Leaning into Opportunities
Prior to becoming an executive at Morgan Stanley, Crawley had no interest in finance. In fact, before joining the firm as an intern in the 1990s, he intended to become a teacher.
“I wanted to be an educator,” he said, “when I got this internship at Morgan Stanley it was very transactional.” The Chicago-native was one of five students at his high school invited to interview for the position, which quickly changed the course of his career. Eventually, he moved to New York City, where he acquired hard skills and took advantage of various leadership opportunities at the firm.

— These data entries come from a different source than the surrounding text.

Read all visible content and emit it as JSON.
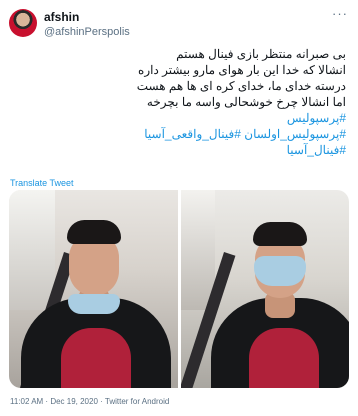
{
  "tweet": {
    "name": "afshin",
    "handle": "@afshinPerspolis",
    "more": "···",
    "lines": [
      "بی صبرانه منتظر بازی فینال هستم",
      "انشالا که خدا این بار هوای مارو بیشتر داره",
      "درسته خدای ما، خدای کره ای ها هم هست",
      "اما انشالا چرخ خوشحالی واسه ما بچرخه"
    ],
    "hashtags": [
      "#پرسپولیس",
      "#پرسپولیس_اولسان #فینال_واقعی_آسیا",
      "#فینال_آسیا"
    ],
    "translate": "Translate Tweet",
    "meta": "11:02 AM · Dec 19, 2020 · Twitter for Android"
  }
}
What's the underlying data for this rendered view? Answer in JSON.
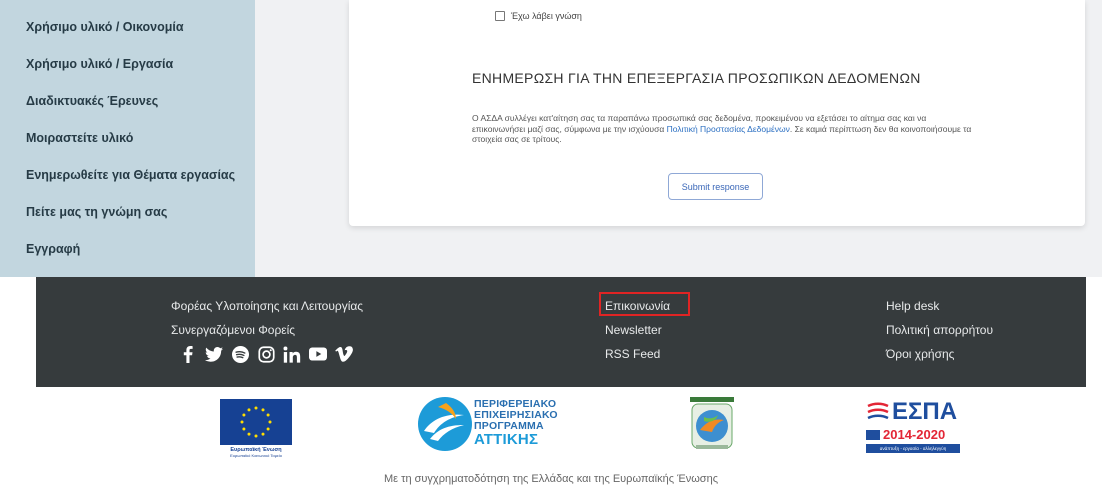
{
  "sidebar": {
    "items": [
      "Χρήσιμο υλικό / Οικονομία",
      "Χρήσιμο υλικό / Εργασία",
      "Διαδικτυακές Έρευνες",
      "Μοιραστείτε υλικό",
      "Ενημερωθείτε για Θέματα εργασίας",
      "Πείτε μας τη γνώμη σας",
      "Εγγραφή"
    ]
  },
  "form": {
    "checkbox_label": "Έχω λάβει γνώση",
    "gdpr_title": "ΕΝΗΜΕΡΩΣΗ ΓΙΑ ΤΗΝ ΕΠΕΞΕΡΓΑΣΙΑ ΠΡΟΣΩΠΙΚΩΝ ΔΕΔΟΜΕΝΩΝ",
    "gdpr_text_before": "Ο ΑΣΔΑ συλλέγει κατ'αίτηση σας τα παραπάνω προσωπικά σας δεδομένα, προκειμένου να εξετάσει το αίτημα σας και να επικοινωνήσει μαζί σας, σύμφωνα με την ισχύουσα ",
    "gdpr_link": "Πολιτική Προστασίας Δεδομένων",
    "gdpr_text_after": ". Σε καμιά περίπτωση δεν θα κοινοποιήσουμε τα στοιχεία σας σε τρίτους.",
    "submit_label": "Submit response"
  },
  "footer": {
    "col1": [
      "Φορέας Υλοποίησης και Λειτουργίας",
      "Συνεργαζόμενοι Φορείς"
    ],
    "col2": [
      "Επικοινωνία",
      "Newsletter",
      "RSS Feed"
    ],
    "col3": [
      "Help desk",
      "Πολιτική απορρήτου",
      "Όροι χρήσης"
    ],
    "social_icons": [
      "facebook-icon",
      "twitter-icon",
      "spotify-icon",
      "instagram-icon",
      "linkedin-icon",
      "youtube-icon",
      "vimeo-icon"
    ],
    "highlight_color": "#e02424"
  },
  "logos": {
    "eu_caption": "Ευρωπαϊκή Ένωση",
    "eu_subcaption": "Ευρωπαϊκό Κοινωνικό Ταμείο",
    "pep_lines": [
      "ΠΕΡΙΦΕΡΕΙΑΚΟ",
      "ΕΠΙΧΕΙΡΗΣΙΑΚΟ",
      "ΠΡΟΓΡΑΜΜΑ"
    ],
    "pep_region": "ΑΤΤΙΚΗΣ",
    "espa_title": "ΕΣΠΑ",
    "espa_years": "2014-2020",
    "espa_tagline": "ανάπτυξη - εργασία - αλληλεγγύη",
    "cofunding": "Με τη συγχρηματοδότηση της Ελλάδας και της Ευρωπαϊκής Ένωσης"
  },
  "colors": {
    "sidebar_bg": "#c2d6df",
    "footer_bg": "#363b3d",
    "link": "#2b6fc2"
  }
}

Speaking of the culture at Morgan Stanley, Crawley described an environment in which even the most high-ranking leaders took the time to encourage junior colleagues. The diversity of opportunities at the firm is something Crawley clearly values. “The place is absolutely collegial,” he said, “from the top down.”
When asked to share advice about how best to lean into new and exciting opportunities, Crawley prescribed a dedication to unwavering self-confidence and long-term strategy.
“Have a healthy degree of self-confidence,” he advised. “Your self-talk has to be the loudest voice in your head, and it’s got to be good.” Additionally, he touted the value of managing personal insecurities and exercising impulse control whenever possible – a skill, he noted, has been, “28 years in the making,” he said. “It takes time.”
Capital Markets and Societal Change
During the webinar, Crawley advocated for responsible capitalism, craftily describing the role of capital markets in innovation.
“For those who understand how our social eco-systems work, they understand how critically important capital is to fueling innovation,” he said.
According to Crawley, the intersection of capital and ideas is where positive change happens. He cited the rapid development of COVID-19 vaccines as an example and said that even the devices we collectively enjoy and utilize for collaboration, as well as applications and services like Netflix or Amazon, would never have been realized without capital or the interest of investors, Crawley said.
“You can’t enable or unleash innovative ideas or change across our ecosystem without capital. To have innovation you of course need ideas, but without capital, they’re just good ideas.”
Inclusion, Belonging, and Optimism
Regarding his recent designation as chief human resources officer at Morgan Stanley, Crawley admitted that it may appear to be a “counterintuitive move” for an executive formerly focused on revenue generation, but that it was not a hard decision.
“We have this inherent responsibility to make the world a better place,” he said.
The Institute for Inclusion is an initiative Crawley is particularly excited about within Morgan Stanley. The Institute comprises a board whose sole function is to partner with the firm to create lasting diversity, inclusion, and belonging, both in the workplace and in underserved communities. Crawley said he also hopes it, too, will contribute to the goal of making the world a better place.
Ultimately, Crawley is an unflinching optimist, whose heroes include Martin Luther King Jr., Malcom X, and most notably his own grandmother, who endured unthinkable hardship and fought to raise Crawley and his siblings when their mother passed in her early twenties.
“You’ve got to be an optimist,” he said. “We are our ancestors’ wildest dreams. Think about that.”